About 'Fat Ham'

The film of Fat Ham, an adaptation of Hamlet by James Ijames, is being digitally captured in Virginia, under strict health guidelines.

Fat Ham will be streamed on demand from March 25-April 10. Click here to learn more.

Virginia Land Acknowledgement

by Fat Ham Equity Diversity and Inclusion Officer Noelle Diane Johnson

We acknowledge that we are living and working on land that is not ours. We acknowledge that the Monacan people are the original people of this land.

The Monacan people once dominated the region that is now called Virginia and after English settlement, while many moved away and joined surrounding tribes, some stayed resisting colonization and maintaining their indigenous traditions in the Blue Ridge Mountains. A practice well-known in the Monacan tradition is that of burying their deceased in mounds, one of which was excavated by Thomas Jefferson, near his plantation at Monticello, relatively close to where we are, after noticing a group of mourners nearby.

Monacan people lived agriculturally and off the land we are standing on growing what many refer to as “Three Sisters” crops – corn, beans, and squash – and hunting deer, elk, and small animals like squirrels and rabbits, which you may have seen. The Monacan people remain a thriving community in this area and continue to do the indigenous warrior work of resisting White Supremacy, reclaiming their land, culture, traditions, and dignity as a recognized people and nation. We acknowledge that we benefit from systems that are rooted in capital created and expanded by the free labor of Black people, in the form of chattel slavery and legal and cultural segregation. We find ourselves today relatively close, about a 2.5-hour drive away from what many recognize as the first slave colony and port Jamestown, which is modern-day Williamsburg, VA. We acknowledge the deep history of slavery on the land in which we will work and stand with Black people in fierce advocacy for equality and justice.

In a moment, I would like to invite everyone to either stand in place or walk around nearby and take the time to honor the people that ministered to this land. The people that would eventually minister to it through slavery, and the magnitude of and rich history of what we are doing by being here and telling THIS story, a story that shines light on many cultural truths, but ultimately is that of joy and resistance. Take in the mountains, the air, the sunshine, the trees, the earth, and the masterpiece that is the lineages of those that came before us.

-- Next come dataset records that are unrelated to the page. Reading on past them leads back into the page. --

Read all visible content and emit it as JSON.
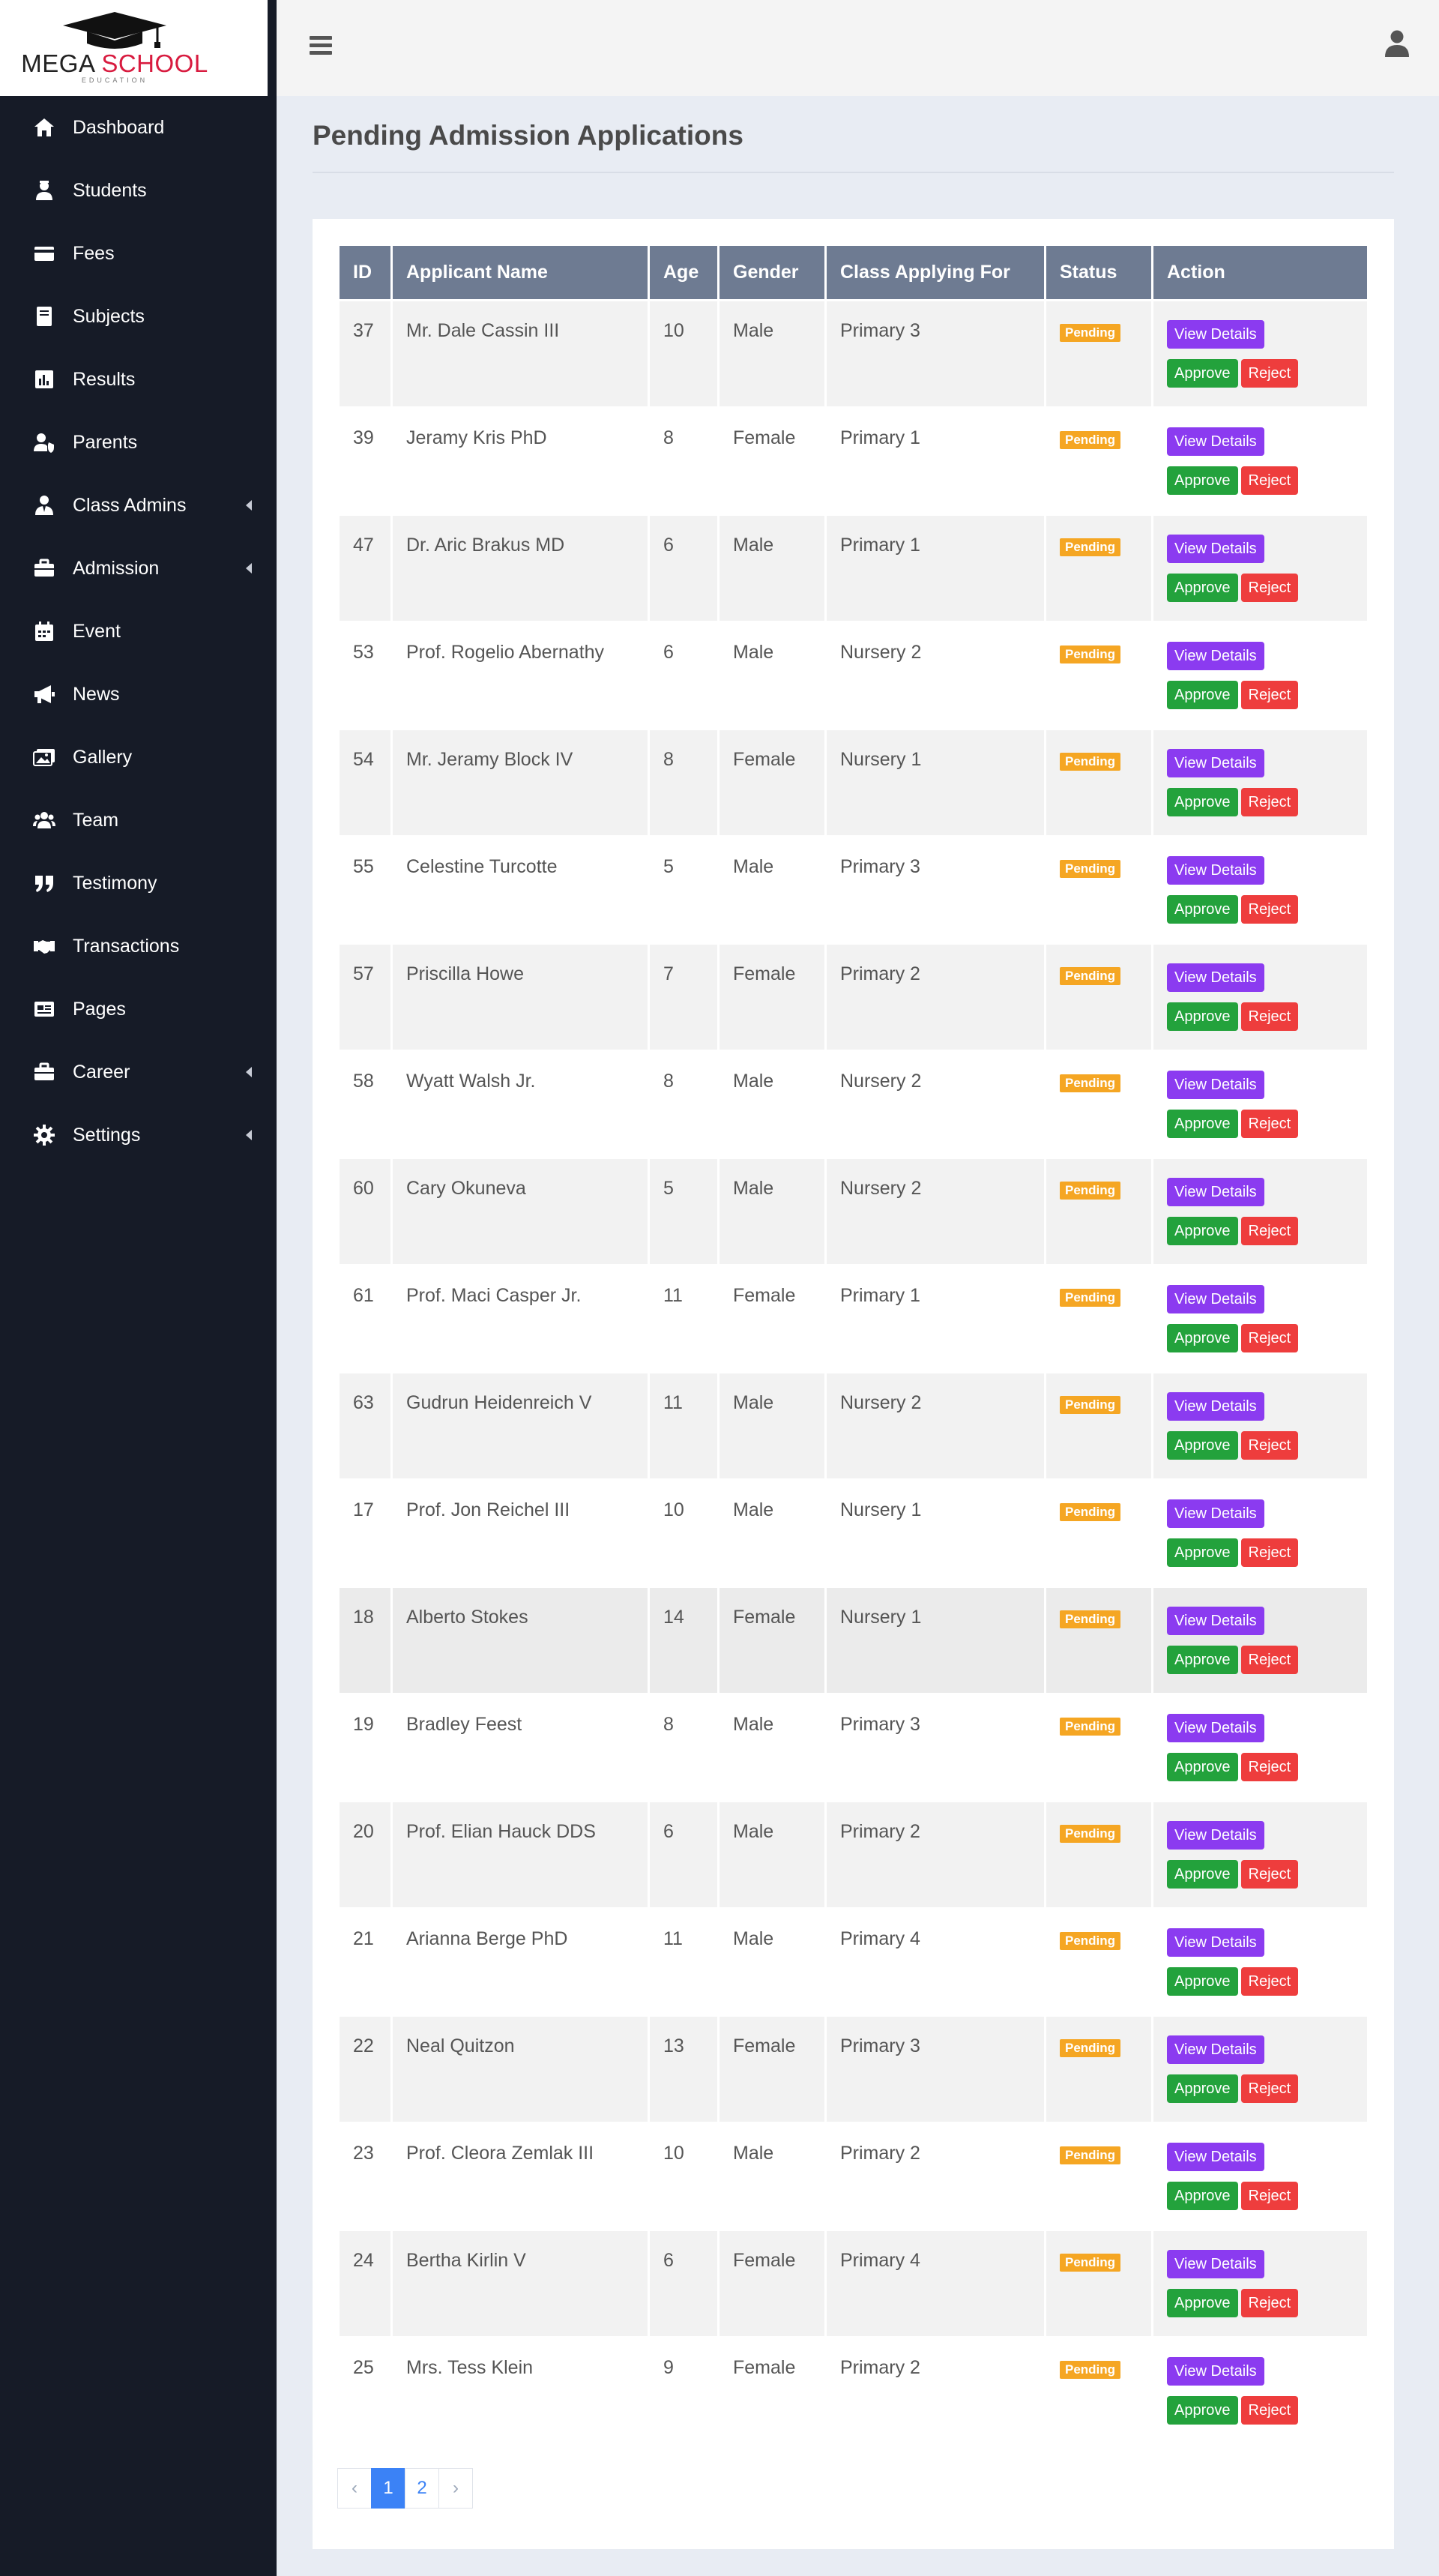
{
  "brand": {
    "name_part1": "MEGA",
    "name_part2": "SCHOOL",
    "tagline": "EDUCATION",
    "accent_color": "#d81b3f"
  },
  "sidebar": {
    "items": [
      {
        "label": "Dashboard",
        "icon": "home-icon"
      },
      {
        "label": "Students",
        "icon": "student-icon"
      },
      {
        "label": "Fees",
        "icon": "credit-card-icon"
      },
      {
        "label": "Subjects",
        "icon": "book-icon"
      },
      {
        "label": "Results",
        "icon": "bar-chart-icon"
      },
      {
        "label": "Parents",
        "icon": "user-shield-icon"
      },
      {
        "label": "Class Admins",
        "icon": "user-tie-icon",
        "has_submenu": true
      },
      {
        "label": "Admission",
        "icon": "briefcase-icon",
        "has_submenu": true
      },
      {
        "label": "Event",
        "icon": "calendar-icon"
      },
      {
        "label": "News",
        "icon": "megaphone-icon"
      },
      {
        "label": "Gallery",
        "icon": "images-icon"
      },
      {
        "label": "Team",
        "icon": "users-icon"
      },
      {
        "label": "Testimony",
        "icon": "quote-icon"
      },
      {
        "label": "Transactions",
        "icon": "handshake-icon"
      },
      {
        "label": "Pages",
        "icon": "pages-icon"
      },
      {
        "label": "Career",
        "icon": "briefcase-icon",
        "has_submenu": true
      },
      {
        "label": "Settings",
        "icon": "gear-icon",
        "has_submenu": true
      }
    ]
  },
  "header": {
    "menu_icon": "hamburger-icon",
    "user_icon": "user-icon"
  },
  "page": {
    "title": "Pending Admission Applications"
  },
  "table": {
    "columns": [
      "ID",
      "Applicant Name",
      "Age",
      "Gender",
      "Class Applying For",
      "Status",
      "Action"
    ],
    "actions": {
      "view": "View Details",
      "approve": "Approve",
      "reject": "Reject"
    },
    "rows": [
      {
        "id": "37",
        "name": "Mr. Dale Cassin III",
        "age": "10",
        "gender": "Male",
        "class": "Primary 3",
        "status": "Pending"
      },
      {
        "id": "39",
        "name": "Jeramy Kris PhD",
        "age": "8",
        "gender": "Female",
        "class": "Primary 1",
        "status": "Pending"
      },
      {
        "id": "47",
        "name": "Dr. Aric Brakus MD",
        "age": "6",
        "gender": "Male",
        "class": "Primary 1",
        "status": "Pending"
      },
      {
        "id": "53",
        "name": "Prof. Rogelio Abernathy",
        "age": "6",
        "gender": "Male",
        "class": "Nursery 2",
        "status": "Pending"
      },
      {
        "id": "54",
        "name": "Mr. Jeramy Block IV",
        "age": "8",
        "gender": "Female",
        "class": "Nursery 1",
        "status": "Pending"
      },
      {
        "id": "55",
        "name": "Celestine Turcotte",
        "age": "5",
        "gender": "Male",
        "class": "Primary 3",
        "status": "Pending"
      },
      {
        "id": "57",
        "name": "Priscilla Howe",
        "age": "7",
        "gender": "Female",
        "class": "Primary 2",
        "status": "Pending"
      },
      {
        "id": "58",
        "name": "Wyatt Walsh Jr.",
        "age": "8",
        "gender": "Male",
        "class": "Nursery 2",
        "status": "Pending"
      },
      {
        "id": "60",
        "name": "Cary Okuneva",
        "age": "5",
        "gender": "Male",
        "class": "Nursery 2",
        "status": "Pending"
      },
      {
        "id": "61",
        "name": "Prof. Maci Casper Jr.",
        "age": "11",
        "gender": "Female",
        "class": "Primary 1",
        "status": "Pending"
      },
      {
        "id": "63",
        "name": "Gudrun Heidenreich V",
        "age": "11",
        "gender": "Male",
        "class": "Nursery 2",
        "status": "Pending"
      },
      {
        "id": "17",
        "name": "Prof. Jon Reichel III",
        "age": "10",
        "gender": "Male",
        "class": "Nursery 1",
        "status": "Pending"
      },
      {
        "id": "18",
        "name": "Alberto Stokes",
        "age": "14",
        "gender": "Female",
        "class": "Nursery 1",
        "status": "Pending",
        "highlight": true
      },
      {
        "id": "19",
        "name": "Bradley Feest",
        "age": "8",
        "gender": "Male",
        "class": "Primary 3",
        "status": "Pending"
      },
      {
        "id": "20",
        "name": "Prof. Elian Hauck DDS",
        "age": "6",
        "gender": "Male",
        "class": "Primary 2",
        "status": "Pending"
      },
      {
        "id": "21",
        "name": "Arianna Berge PhD",
        "age": "11",
        "gender": "Male",
        "class": "Primary 4",
        "status": "Pending"
      },
      {
        "id": "22",
        "name": "Neal Quitzon",
        "age": "13",
        "gender": "Female",
        "class": "Primary 3",
        "status": "Pending"
      },
      {
        "id": "23",
        "name": "Prof. Cleora Zemlak III",
        "age": "10",
        "gender": "Male",
        "class": "Primary 2",
        "status": "Pending"
      },
      {
        "id": "24",
        "name": "Bertha Kirlin V",
        "age": "6",
        "gender": "Female",
        "class": "Primary 4",
        "status": "Pending"
      },
      {
        "id": "25",
        "name": "Mrs. Tess Klein",
        "age": "9",
        "gender": "Female",
        "class": "Primary 2",
        "status": "Pending"
      }
    ]
  },
  "pagination": {
    "prev": "‹",
    "pages": [
      "1",
      "2"
    ],
    "current": "1",
    "next": "›"
  },
  "colors": {
    "sidebar_bg": "#161b27",
    "header_row": "#6e7b92",
    "pending": "#f5a623",
    "view": "#8b3bf0",
    "approve": "#23a23c",
    "reject": "#ee3d3d",
    "active_page": "#3b82f6"
  }
}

Now, I invite you to take your place and hold space for yourself in whatever way feels best and allow yourself to become a part of all that is interconnected.